A rainbow emerges above the iced-in Great Bear Lake, N.W.T., during Shoalts’ crossing on his 2017 Trans-Canada Arctic Expedition. (Photo: Adam Shoalts)
As the hours drifted by I drank tea, daydreamed, made notes in my journal and watched waterfowl fly across the bay. There were mergansers, pintails and goldeneyes, freshly arrived in these latitudes from their migration north. Just off the southern tip of the island was a large ice floe, still thick with several big blocks of ice heaved up onto it by the wind. A flock of pintails landed on it, making me think of penguins drifting on an ice floe. Gulls of various kinds, too, soared above the bay’s open water, hunting for fish. It’d been about a week since I’d last washed my face, so making the most of my island stay, I dipped my face into the ice-cold water along the shore.
As the morning and afternoon passed the pack ice shifted rapidly, the wind blowing it farther west. But more ice came along with it, keeping the route blocked. I was still hoping to push on that day should any break in the ice materialize. With that in mind I cooked up a freeze-dried meal, consuming the calories in the hopes that it would give me the energy needed to make a hard push that night along the lake.
But as the hours slowly ticked away the offshore ice to all appearances remained impenetrable. If anything, the evening had seen more ice drift into view. I’d assumed from what little I’d seen that the lake had largely melted, but the steadily drifting ice suggested that farther east much of the lake must still be frozen. Trouble was, without a bird’s eye view, how much or how little of Great Bear’s immense 31,153 square kilometres was open water or ice I had no real idea. From what I’d seen in the Yukon it had been shaping up to be a later ice melt than the previous year.
By late evening I’d resigned myself to the fact that for the time being I wasn’t making it any farther through the ice. I set up my tent on the island in the only place there was room for it, squeezed between some willow bushes and a spruce. Then I lay down to sleep, hoping that when I woke the wind would have shifted the ice enough to resume paddling.
Around midnight I stirred from my sleep. It was cold enough that I could see my breath inside the tent. I crawled out of the warmth of my sleeping bag and unzipped the tent’s door. It was still light out but the skies were clouded over, giving a twilit kind of gloom to things. I pushed through the willows to get a look at the lake, to find out what the ice had done since I’d been asleep. I was hoping that the wind would have blown it clear away, leaving me with open waters.

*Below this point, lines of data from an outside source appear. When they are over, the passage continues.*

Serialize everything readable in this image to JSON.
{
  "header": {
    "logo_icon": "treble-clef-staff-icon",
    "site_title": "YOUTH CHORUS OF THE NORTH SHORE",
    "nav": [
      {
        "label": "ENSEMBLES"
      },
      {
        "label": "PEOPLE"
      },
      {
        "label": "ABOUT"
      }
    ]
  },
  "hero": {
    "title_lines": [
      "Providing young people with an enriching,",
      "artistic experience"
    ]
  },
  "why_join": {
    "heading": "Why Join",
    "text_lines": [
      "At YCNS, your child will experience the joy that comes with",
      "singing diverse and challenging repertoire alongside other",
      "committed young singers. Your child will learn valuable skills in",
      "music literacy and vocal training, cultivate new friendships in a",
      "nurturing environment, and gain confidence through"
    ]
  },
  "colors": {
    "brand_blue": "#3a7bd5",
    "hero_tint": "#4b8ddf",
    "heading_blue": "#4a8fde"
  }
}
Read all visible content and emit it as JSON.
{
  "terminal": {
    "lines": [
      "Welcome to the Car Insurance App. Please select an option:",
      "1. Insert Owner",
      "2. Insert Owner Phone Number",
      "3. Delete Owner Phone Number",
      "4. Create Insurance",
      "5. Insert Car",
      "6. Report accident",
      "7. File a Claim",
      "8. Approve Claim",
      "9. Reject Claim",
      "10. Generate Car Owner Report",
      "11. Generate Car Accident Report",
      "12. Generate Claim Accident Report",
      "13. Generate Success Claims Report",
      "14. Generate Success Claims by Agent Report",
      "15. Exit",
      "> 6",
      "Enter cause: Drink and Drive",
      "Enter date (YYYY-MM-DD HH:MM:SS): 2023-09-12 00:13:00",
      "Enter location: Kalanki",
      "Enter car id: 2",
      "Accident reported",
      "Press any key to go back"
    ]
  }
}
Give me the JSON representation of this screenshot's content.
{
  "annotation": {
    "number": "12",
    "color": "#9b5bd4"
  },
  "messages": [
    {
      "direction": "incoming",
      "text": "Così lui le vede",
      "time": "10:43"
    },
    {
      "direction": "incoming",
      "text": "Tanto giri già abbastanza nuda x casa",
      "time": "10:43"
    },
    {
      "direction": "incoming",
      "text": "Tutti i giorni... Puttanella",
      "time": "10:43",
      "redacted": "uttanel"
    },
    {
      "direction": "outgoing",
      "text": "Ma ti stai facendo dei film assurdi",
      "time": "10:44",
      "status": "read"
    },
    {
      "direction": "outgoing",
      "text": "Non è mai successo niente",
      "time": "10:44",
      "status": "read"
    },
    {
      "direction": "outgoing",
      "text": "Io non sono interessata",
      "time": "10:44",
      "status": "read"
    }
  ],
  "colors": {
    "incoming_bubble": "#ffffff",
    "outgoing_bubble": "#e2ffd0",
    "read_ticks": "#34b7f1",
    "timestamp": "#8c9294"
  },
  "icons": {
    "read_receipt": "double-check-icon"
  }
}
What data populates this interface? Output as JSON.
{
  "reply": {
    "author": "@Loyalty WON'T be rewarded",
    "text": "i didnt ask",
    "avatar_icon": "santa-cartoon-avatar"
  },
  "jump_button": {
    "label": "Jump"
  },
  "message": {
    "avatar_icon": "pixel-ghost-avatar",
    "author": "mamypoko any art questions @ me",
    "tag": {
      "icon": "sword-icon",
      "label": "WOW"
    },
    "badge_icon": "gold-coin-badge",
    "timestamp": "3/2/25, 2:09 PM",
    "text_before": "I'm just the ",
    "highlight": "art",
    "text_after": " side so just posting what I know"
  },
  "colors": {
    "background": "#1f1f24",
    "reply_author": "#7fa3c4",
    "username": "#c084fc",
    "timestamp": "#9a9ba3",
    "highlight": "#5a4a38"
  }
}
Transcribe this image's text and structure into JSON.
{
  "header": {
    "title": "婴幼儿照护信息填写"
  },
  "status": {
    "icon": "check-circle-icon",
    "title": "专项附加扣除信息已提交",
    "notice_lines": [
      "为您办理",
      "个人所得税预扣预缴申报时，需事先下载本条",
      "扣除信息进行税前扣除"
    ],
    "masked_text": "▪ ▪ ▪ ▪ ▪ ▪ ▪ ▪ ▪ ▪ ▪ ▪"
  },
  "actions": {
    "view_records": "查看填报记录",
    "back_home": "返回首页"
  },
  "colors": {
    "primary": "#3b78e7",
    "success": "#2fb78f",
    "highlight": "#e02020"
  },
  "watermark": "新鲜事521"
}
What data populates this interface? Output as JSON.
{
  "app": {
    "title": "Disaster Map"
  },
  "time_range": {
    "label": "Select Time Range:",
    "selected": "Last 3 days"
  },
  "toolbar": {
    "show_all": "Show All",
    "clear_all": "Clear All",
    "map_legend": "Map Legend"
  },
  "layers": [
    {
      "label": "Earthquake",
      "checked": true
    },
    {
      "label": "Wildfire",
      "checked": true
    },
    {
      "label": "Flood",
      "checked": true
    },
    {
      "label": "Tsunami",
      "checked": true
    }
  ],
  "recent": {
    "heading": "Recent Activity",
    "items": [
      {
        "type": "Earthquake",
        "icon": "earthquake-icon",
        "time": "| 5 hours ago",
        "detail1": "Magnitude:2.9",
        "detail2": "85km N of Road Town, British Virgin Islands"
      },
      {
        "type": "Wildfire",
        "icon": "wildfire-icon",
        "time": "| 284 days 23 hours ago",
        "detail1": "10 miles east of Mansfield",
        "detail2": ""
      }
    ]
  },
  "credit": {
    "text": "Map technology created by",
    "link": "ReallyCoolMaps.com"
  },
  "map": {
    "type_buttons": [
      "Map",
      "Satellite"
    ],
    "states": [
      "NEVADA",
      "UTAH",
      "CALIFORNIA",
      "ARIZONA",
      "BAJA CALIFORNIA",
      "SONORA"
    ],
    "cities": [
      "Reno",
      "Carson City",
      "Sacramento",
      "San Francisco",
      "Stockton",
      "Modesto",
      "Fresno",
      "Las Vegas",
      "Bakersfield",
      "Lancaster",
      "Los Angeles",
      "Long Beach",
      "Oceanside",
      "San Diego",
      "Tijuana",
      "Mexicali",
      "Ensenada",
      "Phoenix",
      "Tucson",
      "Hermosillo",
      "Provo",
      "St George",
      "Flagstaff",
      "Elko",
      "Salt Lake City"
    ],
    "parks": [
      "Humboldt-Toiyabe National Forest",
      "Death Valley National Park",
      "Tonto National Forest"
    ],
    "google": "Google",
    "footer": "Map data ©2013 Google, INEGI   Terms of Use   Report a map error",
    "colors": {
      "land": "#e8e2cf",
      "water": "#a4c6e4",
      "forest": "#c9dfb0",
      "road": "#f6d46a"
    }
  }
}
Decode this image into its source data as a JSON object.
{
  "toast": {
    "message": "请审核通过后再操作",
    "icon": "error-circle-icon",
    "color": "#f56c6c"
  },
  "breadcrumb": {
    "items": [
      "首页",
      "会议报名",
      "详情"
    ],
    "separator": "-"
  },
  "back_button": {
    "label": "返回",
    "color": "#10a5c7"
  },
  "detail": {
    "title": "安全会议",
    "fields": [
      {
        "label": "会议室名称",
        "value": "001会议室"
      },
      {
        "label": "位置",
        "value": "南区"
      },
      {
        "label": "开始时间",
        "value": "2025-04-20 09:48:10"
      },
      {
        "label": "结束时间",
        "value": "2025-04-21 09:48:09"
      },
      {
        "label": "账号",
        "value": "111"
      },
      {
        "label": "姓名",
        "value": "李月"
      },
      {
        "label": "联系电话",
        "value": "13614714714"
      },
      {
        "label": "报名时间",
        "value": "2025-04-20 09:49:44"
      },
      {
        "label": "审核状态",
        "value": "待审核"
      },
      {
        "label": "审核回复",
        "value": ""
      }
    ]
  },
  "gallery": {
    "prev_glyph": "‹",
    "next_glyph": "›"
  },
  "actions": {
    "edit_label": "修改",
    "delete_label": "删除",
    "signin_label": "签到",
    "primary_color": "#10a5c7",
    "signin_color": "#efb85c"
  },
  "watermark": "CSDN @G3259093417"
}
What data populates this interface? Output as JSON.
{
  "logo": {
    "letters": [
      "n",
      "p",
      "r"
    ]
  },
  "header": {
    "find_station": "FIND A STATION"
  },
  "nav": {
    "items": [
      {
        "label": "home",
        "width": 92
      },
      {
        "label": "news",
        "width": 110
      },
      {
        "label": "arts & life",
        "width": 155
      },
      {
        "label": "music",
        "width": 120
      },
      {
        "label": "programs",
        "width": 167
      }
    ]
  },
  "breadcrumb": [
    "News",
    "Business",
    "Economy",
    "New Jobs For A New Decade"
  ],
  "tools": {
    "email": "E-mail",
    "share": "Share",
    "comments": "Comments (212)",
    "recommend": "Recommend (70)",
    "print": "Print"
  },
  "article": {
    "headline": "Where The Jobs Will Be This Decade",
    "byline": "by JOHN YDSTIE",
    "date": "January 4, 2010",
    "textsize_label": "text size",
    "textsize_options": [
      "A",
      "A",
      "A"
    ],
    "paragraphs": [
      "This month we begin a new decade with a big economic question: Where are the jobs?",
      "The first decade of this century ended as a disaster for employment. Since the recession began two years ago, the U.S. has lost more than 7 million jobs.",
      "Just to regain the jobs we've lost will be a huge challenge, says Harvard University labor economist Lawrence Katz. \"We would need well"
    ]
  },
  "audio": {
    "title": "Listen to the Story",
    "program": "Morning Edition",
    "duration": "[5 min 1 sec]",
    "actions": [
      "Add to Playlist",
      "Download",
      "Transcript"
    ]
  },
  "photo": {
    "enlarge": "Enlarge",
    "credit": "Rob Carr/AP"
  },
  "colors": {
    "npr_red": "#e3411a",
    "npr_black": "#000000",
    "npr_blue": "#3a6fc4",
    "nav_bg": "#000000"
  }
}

Instead, I could barely believe what I saw: the ice had multiplied, now the whole bay was iced over! The floes had drifted in all around the island, stretching off in all directions, entombing me on this little speck in the vast lake. I shook my head in surprise, but took heart in the speed with which the pack ice was plainly shifting on the winds. A few hours more and it might yet open up a passage for me. I thus climbed back inside my tent to sleep some more, hoping for better prospects the next time I woke.
Not quite three hours later, around three a.m., my eyes opened as I rolled over on a spruce root, which ran under the tent. I crawled out of my sleeping bag and back outside to find out what fate had in store for me now. Pushing through the willows, I was surprised to see…nothing at all. Thick fog had swallowed up the island, making it difficult to see much of anything.
Nevertheless, my hopes rose a little, as I knew fog must mean warmer air temperatures were melting the ice. I scampered down to the south end of the island, pushing past willows out onto the rocks for a better view. There was some open water here, extending out a considerable way, at least before the mist obscured things. I couldn’t be sure, but it looked fairly encouraging. At any rate, a full day idle on the island had made me restless to push on, as what had initially seemed charming had now begun to feel more like an icy prison.
Anxious that the fast-shifting ice floes would close up the passage before I could escape, I raced to take down my tent, pack things up, and reload my canoe. By 3:30 a.m. I’d launched the canoe and was paddling away from the island back out into the lake. The fog limited visibility, but straight off from the island was a wide passage that was easy enough to make out. It brought me back in the general vicinity of where I’d tried previously to break across the ice. Pack ice still cloaked the lake as far as I could see eastward. An eerie, dead calm reigned, which at least would make things easier than they’d been the day before when the wind shifted the floes on me after I entered into them.